"""
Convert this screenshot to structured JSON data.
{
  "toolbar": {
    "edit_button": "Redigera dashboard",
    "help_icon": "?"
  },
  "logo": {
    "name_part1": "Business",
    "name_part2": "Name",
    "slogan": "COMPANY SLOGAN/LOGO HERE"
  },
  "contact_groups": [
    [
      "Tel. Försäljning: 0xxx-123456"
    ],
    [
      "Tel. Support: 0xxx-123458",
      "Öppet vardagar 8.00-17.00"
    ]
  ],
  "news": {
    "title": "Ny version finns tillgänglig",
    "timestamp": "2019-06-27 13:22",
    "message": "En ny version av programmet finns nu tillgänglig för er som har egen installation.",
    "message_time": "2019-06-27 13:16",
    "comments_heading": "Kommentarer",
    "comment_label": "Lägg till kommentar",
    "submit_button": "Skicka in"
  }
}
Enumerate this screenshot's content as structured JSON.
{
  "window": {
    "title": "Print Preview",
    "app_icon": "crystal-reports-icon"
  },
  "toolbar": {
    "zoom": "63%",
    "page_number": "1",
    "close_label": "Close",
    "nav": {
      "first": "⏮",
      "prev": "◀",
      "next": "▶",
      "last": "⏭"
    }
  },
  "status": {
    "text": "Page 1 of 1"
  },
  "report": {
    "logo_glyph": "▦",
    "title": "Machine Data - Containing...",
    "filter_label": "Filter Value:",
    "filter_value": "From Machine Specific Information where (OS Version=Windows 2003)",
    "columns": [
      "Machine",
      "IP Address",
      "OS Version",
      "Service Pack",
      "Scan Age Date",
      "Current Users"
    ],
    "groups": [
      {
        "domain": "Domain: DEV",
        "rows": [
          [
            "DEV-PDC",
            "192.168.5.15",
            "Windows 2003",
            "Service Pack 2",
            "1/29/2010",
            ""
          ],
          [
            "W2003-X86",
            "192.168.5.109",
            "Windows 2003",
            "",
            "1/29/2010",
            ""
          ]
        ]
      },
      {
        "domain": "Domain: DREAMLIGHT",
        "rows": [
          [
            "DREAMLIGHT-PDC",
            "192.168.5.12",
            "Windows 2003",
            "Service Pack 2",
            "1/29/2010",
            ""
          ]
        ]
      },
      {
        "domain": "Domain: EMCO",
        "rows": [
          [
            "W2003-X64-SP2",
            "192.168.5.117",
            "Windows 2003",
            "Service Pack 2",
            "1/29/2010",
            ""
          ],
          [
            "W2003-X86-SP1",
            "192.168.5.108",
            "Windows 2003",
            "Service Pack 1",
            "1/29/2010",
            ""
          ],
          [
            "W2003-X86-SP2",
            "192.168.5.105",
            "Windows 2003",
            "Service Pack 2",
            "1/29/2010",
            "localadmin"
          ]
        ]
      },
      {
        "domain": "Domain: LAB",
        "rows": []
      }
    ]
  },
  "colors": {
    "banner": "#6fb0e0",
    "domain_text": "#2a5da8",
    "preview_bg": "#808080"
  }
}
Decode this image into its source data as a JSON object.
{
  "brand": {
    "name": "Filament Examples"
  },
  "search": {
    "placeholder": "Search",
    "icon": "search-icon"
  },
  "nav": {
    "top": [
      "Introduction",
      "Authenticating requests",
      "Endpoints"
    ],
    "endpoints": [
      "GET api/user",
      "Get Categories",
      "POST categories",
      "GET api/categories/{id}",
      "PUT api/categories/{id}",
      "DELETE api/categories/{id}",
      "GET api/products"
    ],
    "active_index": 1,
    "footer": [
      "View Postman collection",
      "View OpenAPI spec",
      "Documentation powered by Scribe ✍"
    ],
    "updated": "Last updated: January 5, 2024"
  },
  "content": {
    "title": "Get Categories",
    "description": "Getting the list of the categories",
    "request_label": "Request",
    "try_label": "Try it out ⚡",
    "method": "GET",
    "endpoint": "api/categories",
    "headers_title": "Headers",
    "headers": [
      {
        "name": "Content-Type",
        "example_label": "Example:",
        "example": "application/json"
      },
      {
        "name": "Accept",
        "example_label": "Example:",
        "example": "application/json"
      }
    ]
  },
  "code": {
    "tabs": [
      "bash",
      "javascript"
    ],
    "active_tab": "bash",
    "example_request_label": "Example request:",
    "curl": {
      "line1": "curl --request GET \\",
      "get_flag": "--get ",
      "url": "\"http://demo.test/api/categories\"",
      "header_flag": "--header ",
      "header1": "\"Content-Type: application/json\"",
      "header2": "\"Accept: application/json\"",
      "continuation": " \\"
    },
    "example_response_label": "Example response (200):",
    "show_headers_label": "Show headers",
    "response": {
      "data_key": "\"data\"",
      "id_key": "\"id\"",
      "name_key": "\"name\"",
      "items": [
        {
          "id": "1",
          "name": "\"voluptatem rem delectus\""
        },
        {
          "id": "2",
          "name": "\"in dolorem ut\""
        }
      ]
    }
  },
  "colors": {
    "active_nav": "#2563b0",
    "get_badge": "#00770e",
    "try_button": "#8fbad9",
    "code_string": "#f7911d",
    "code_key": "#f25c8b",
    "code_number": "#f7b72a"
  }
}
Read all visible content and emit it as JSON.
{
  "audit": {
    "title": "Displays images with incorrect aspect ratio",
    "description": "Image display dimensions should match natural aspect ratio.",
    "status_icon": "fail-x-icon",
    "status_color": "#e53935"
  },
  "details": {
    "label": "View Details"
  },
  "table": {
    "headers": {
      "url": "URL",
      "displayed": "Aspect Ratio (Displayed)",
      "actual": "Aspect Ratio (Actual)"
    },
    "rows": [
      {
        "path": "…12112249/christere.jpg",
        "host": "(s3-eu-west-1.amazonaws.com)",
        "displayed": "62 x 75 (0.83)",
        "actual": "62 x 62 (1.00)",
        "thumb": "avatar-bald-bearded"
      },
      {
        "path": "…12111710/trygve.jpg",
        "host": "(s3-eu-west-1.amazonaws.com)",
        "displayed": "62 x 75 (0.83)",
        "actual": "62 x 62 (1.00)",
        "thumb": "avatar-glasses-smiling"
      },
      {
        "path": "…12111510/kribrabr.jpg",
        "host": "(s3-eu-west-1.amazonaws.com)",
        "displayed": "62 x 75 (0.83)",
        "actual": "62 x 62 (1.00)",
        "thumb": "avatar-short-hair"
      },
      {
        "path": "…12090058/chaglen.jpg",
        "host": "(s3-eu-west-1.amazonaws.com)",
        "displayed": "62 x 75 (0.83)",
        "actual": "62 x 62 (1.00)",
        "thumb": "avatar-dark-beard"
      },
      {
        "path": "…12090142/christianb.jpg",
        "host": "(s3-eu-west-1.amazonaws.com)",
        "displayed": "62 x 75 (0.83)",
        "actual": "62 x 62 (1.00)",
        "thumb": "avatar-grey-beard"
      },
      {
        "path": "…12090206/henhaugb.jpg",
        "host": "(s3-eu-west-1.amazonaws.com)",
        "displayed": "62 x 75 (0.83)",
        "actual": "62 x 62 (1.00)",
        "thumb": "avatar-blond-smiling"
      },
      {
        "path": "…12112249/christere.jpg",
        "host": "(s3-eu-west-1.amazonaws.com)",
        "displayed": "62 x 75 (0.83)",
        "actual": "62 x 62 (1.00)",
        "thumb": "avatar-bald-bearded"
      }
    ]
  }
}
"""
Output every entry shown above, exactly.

## WRITTEN REPLY
Convert this screenshot to structured JSON data.
{
  "toolbar": {
    "edit_button": "Redigera dashboard",
    "help_icon": "?"
  },
  "logo": {
    "name_part1": "Business",
    "name_part2": "Name",
    "slogan": "COMPANY SLOGAN/LOGO HERE"
  },
  "contact_groups": [
    [
      "Tel. Försäljning: 0xxx-123456"
    ],
    [
      "Tel. Support: 0xxx-123458",
      "Öppet vardagar 8.00-17.00"
    ]
  ],
  "news": {
    "title": "Ny version finns tillgänglig",
    "timestamp": "2019-06-27 13:22",
    "message": "En ny version av programmet finns nu tillgänglig för er som har egen installation.",
    "message_time": "2019-06-27 13:16",
    "comments_heading": "Kommentarer",
    "comment_label": "Lägg till kommentar",
    "submit_button": "Skicka in"
  }
}
Enumerate this screenshot's content as structured JSON.
{
  "window": {
    "title": "Print Preview",
    "app_icon": "crystal-reports-icon"
  },
  "toolbar": {
    "zoom": "63%",
    "page_number": "1",
    "close_label": "Close",
    "nav": {
      "first": "⏮",
      "prev": "◀",
      "next": "▶",
      "last": "⏭"
    }
  },
  "status": {
    "text": "Page 1 of 1"
  },
  "report": {
    "logo_glyph": "▦",
    "title": "Machine Data - Containing...",
    "filter_label": "Filter Value:",
    "filter_value": "From Machine Specific Information where (OS Version=Windows 2003)",
    "columns": [
      "Machine",
      "IP Address",
      "OS Version",
      "Service Pack",
      "Scan Age Date",
      "Current Users"
    ],
    "groups": [
      {
        "domain": "Domain: DEV",
        "rows": [
          [
            "DEV-PDC",
            "192.168.5.15",
            "Windows 2003",
            "Service Pack 2",
            "1/29/2010",
            ""
          ],
          [
            "W2003-X86",
            "192.168.5.109",
            "Windows 2003",
            "",
            "1/29/2010",
            ""
          ]
        ]
      },
      {
        "domain": "Domain: DREAMLIGHT",
        "rows": [
          [
            "DREAMLIGHT-PDC",
            "192.168.5.12",
            "Windows 2003",
            "Service Pack 2",
            "1/29/2010",
            ""
          ]
        ]
      },
      {
        "domain": "Domain: EMCO",
        "rows": [
          [
            "W2003-X64-SP2",
            "192.168.5.117",
            "Windows 2003",
            "Service Pack 2",
            "1/29/2010",
            ""
          ],
          [
            "W2003-X86-SP1",
            "192.168.5.108",
            "Windows 2003",
            "Service Pack 1",
            "1/29/2010",
            ""
          ],
          [
            "W2003-X86-SP2",
            "192.168.5.105",
            "Windows 2003",
            "Service Pack 2",
            "1/29/2010",
            "localadmin"
          ]
        ]
      },
      {
        "domain": "Domain: LAB",
        "rows": []
      }
    ]
  },
  "colors": {
    "banner": "#6fb0e0",
    "domain_text": "#2a5da8",
    "preview_bg": "#808080"
  }
}
Decode this image into its source data as a JSON object.
{
  "brand": {
    "name": "Filament Examples"
  },
  "search": {
    "placeholder": "Search",
    "icon": "search-icon"
  },
  "nav": {
    "top": [
      "Introduction",
      "Authenticating requests",
      "Endpoints"
    ],
    "endpoints": [
      "GET api/user",
      "Get Categories",
      "POST categories",
      "GET api/categories/{id}",
      "PUT api/categories/{id}",
      "DELETE api/categories/{id}",
      "GET api/products"
    ],
    "active_index": 1,
    "footer": [
      "View Postman collection",
      "View OpenAPI spec",
      "Documentation powered by Scribe ✍"
    ],
    "updated": "Last updated: January 5, 2024"
  },
  "content": {
    "title": "Get Categories",
    "description": "Getting the list of the categories",
    "request_label": "Request",
    "try_label": "Try it out ⚡",
    "method": "GET",
    "endpoint": "api/categories",
    "headers_title": "Headers",
    "headers": [
      {
        "name": "Content-Type",
        "example_label": "Example:",
        "example": "application/json"
      },
      {
        "name": "Accept",
        "example_label": "Example:",
        "example": "application/json"
      }
    ]
  },
  "code": {
    "tabs": [
      "bash",
      "javascript"
    ],
    "active_tab": "bash",
    "example_request_label": "Example request:",
    "curl": {
      "line1": "curl --request GET \\",
      "get_flag": "--get ",
      "url": "\"http://demo.test/api/categories\"",
      "header_flag": "--header ",
      "header1": "\"Content-Type: application/json\"",
      "header2": "\"Accept: application/json\"",
      "continuation": " \\"
    },
    "example_response_label": "Example response (200):",
    "show_headers_label": "Show headers",
    "response": {
      "data_key": "\"data\"",
      "id_key": "\"id\"",
      "name_key": "\"name\"",
      "items": [
        {
          "id": "1",
          "name": "\"voluptatem rem delectus\""
        },
        {
          "id": "2",
          "name": "\"in dolorem ut\""
        }
      ]
    }
  },
  "colors": {
    "active_nav": "#2563b0",
    "get_badge": "#00770e",
    "try_button": "#8fbad9",
    "code_string": "#f7911d",
    "code_key": "#f25c8b",
    "code_number": "#f7b72a"
  }
}
Read all visible content and emit it as JSON.
{
  "audit": {
    "title": "Displays images with incorrect aspect ratio",
    "description": "Image display dimensions should match natural aspect ratio.",
    "status_icon": "fail-x-icon",
    "status_color": "#e53935"
  },
  "details": {
    "label": "View Details"
  },
  "table": {
    "headers": {
      "url": "URL",
      "displayed": "Aspect Ratio (Displayed)",
      "actual": "Aspect Ratio (Actual)"
    },
    "rows": [
      {
        "path": "…12112249/christere.jpg",
        "host": "(s3-eu-west-1.amazonaws.com)",
        "displayed": "62 x 75 (0.83)",
        "actual": "62 x 62 (1.00)",
        "thumb": "avatar-bald-bearded"
      },
      {
        "path": "…12111710/trygve.jpg",
        "host": "(s3-eu-west-1.amazonaws.com)",
        "displayed": "62 x 75 (0.83)",
        "actual": "62 x 62 (1.00)",
        "thumb": "avatar-glasses-smiling"
      },
      {
        "path": "…12111510/kribrabr.jpg",
        "host": "(s3-eu-west-1.amazonaws.com)",
        "displayed": "62 x 75 (0.83)",
        "actual": "62 x 62 (1.00)",
        "thumb": "avatar-short-hair"
      },
      {
        "path": "…12090058/chaglen.jpg",
        "host": "(s3-eu-west-1.amazonaws.com)",
        "displayed": "62 x 75 (0.83)",
        "actual": "62 x 62 (1.00)",
        "thumb": "avatar-dark-beard"
      },
      {
        "path": "…12090142/christianb.jpg",
        "host": "(s3-eu-west-1.amazonaws.com)",
        "displayed": "62 x 75 (0.83)",
        "actual": "62 x 62 (1.00)",
        "thumb": "avatar-grey-beard"
      },
      {
        "path": "…12090206/henhaugb.jpg",
        "host": "(s3-eu-west-1.amazonaws.com)",
        "displayed": "62 x 75 (0.83)",
        "actual": "62 x 62 (1.00)",
        "thumb": "avatar-blond-smiling"
      },
      {
        "path": "…12112249/christere.jpg",
        "host": "(s3-eu-west-1.amazonaws.com)",
        "displayed": "62 x 75 (0.83)",
        "actual": "62 x 62 (1.00)",
        "thumb": "avatar-bald-bearded"
      }
    ]
  }
}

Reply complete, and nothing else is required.